The Procession to Calvary Review – PC


I have played through a number of games where the visuals have been pleasant enough to be appropriately described as ‘like playing through a painting’ but I can’t recall a time where I have literally played through a piece of art. The Procession to Calvary, developed by Joe Richardson, has now filled that gap in my gaming history, as it requires you to play through a series of paintings, some of which you may recognize, and some of which you may not. That’s not all though, as every element of the game, including the protagonist, all NPCs and even the items that you will pick up are all taken from paintings as well, leading to an experience that just might encourage you to visit an art gallery.

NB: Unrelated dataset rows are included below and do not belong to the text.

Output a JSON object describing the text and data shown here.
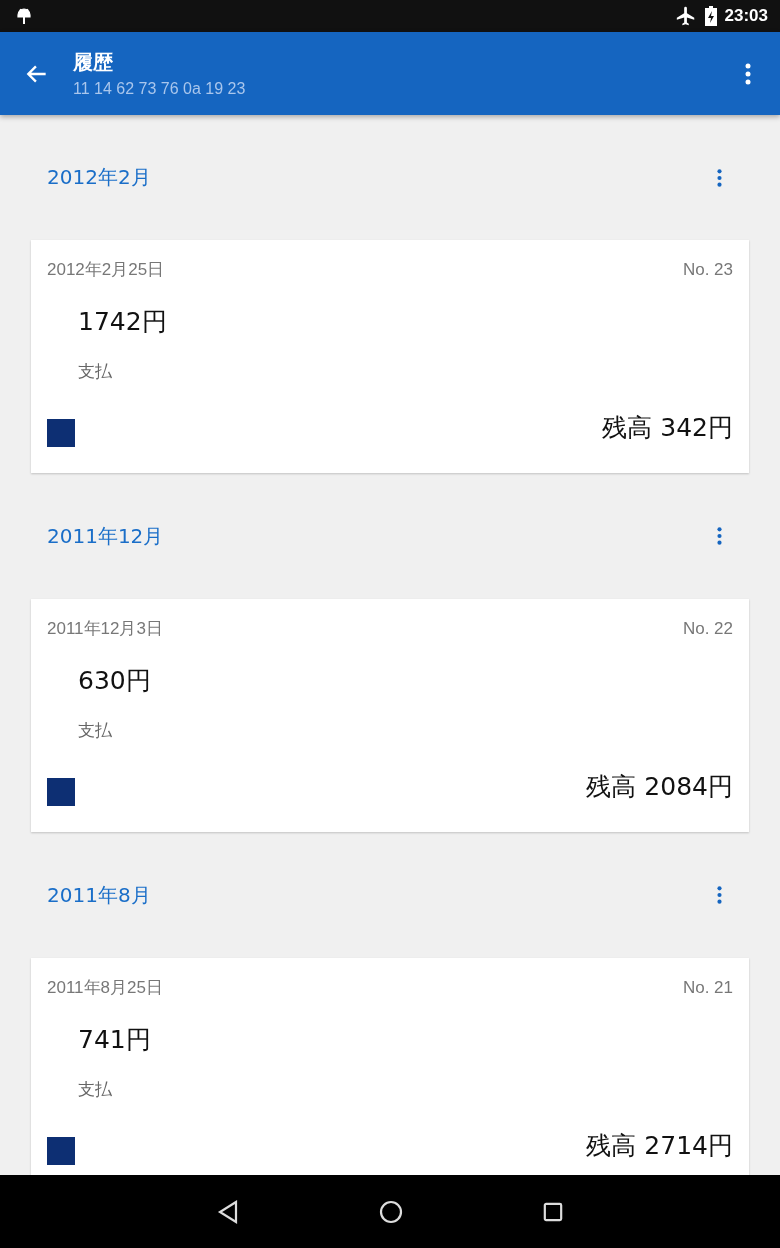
{
  "status_bar": {
    "time": "23:03"
  },
  "app_bar": {
    "title": "履歴",
    "subtitle": "11 14 62 73 76 0a 19 23"
  },
  "sections": [
    {
      "month": "2012年2月",
      "entry": {
        "date": "2012年2月25日",
        "number": "No. 23",
        "amount": "1742円",
        "type": "支払",
        "balance": "残高 342円"
      }
    },
    {
      "month": "2011年12月",
      "entry": {
        "date": "2011年12月3日",
        "number": "No. 22",
        "amount": "630円",
        "type": "支払",
        "balance": "残高 2084円"
      }
    },
    {
      "month": "2011年8月",
      "entry": {
        "date": "2011年8月25日",
        "number": "No. 21",
        "amount": "741円",
        "type": "支払",
        "balance": "残高 2714円"
      }
    }
  ]
}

I was a reasonably late bloomer when it comes to classical art appreciation, only really beginning to develop an appreciation for the form in the past few years. However, I can now occasionally tell my Turners from my Boticellis, and so I was excited to dive into The Procession to Calvary and see what was in store. What made me even more excited was that there was a distinct Monty Python-style sense of humor to proceedings, and this mixture of art and comedy seemed like a sure-fire hit. Within minutes of starting up the game I had already laughed at a joke that was presented through one of the menu screens, and from that moment on I knew that I was in safe hands.

The Procession to Calvary isn’t a long game, and can be completed in a couple of hours, depending on how much time you spend on some of the puzzles. However, it uses that time wisely, and is packed with enough jokes, and enough variety of jokes, to give you something to look forward to on each new screen. In true point-and-click fashion, the majority of the puzzles involve finding an item and then finding the right person to give this item to, and there will be a number of points where you seem stuck for what to do, until stumbling upon the right solution suddenly opens up a whole host of new paths for you. I found most of the puzzles to be fairly straightforward (though not necessarily easy) once I got the hang of them, though there was one instance towards the very end of the game where I don’t think I would have grasped the solution without the assistance of a guide.

Though The Procession to Calvary does have a story, most of your time with the game is spent interacting with a wild cast of characters who don’t have a huge impact on the overall plot. You are given the task of murdering Heavenly Peter, an apparently tyrannical leader, early on in the game, but most of your time is spent figuring out how to actually get to him, with a variety of characters willing to stand in your way. Unlike a lot of other puzzle games, here you are given a sword, and the ability to use it, meaning that if a particular puzzle is too tricky to figure out, you are perfectly able to kill the character who is standing in your way, though with the promise that your actions will have consequences later down the line. It’s an interesting alternative to the hint system, and though a lot of the puzzles aren’t frustrating enough to need to use your weapon, it’s still nice to know that it’s there.

I had a lot of fun with The Procession to Calvary, and although it is a fairly short experience, I laughed out loud more playing through this game than I can remember from any recent title that I have experienced. Of course, humor is largely subjective, and it may be that the jokes on show here just happened to tickle my childish sense of humor, but I also found that the puzzles were intriguing and engrossing enough to carry me through when necessary. This is a great game to play over the space of a couple of evenings, and the use of artwork and repurposing of certain elements of paintings is really cleverly done. I came away from The Procession to Calvary with a wide smile on my face, which isn’t something that can be said for a lot of games.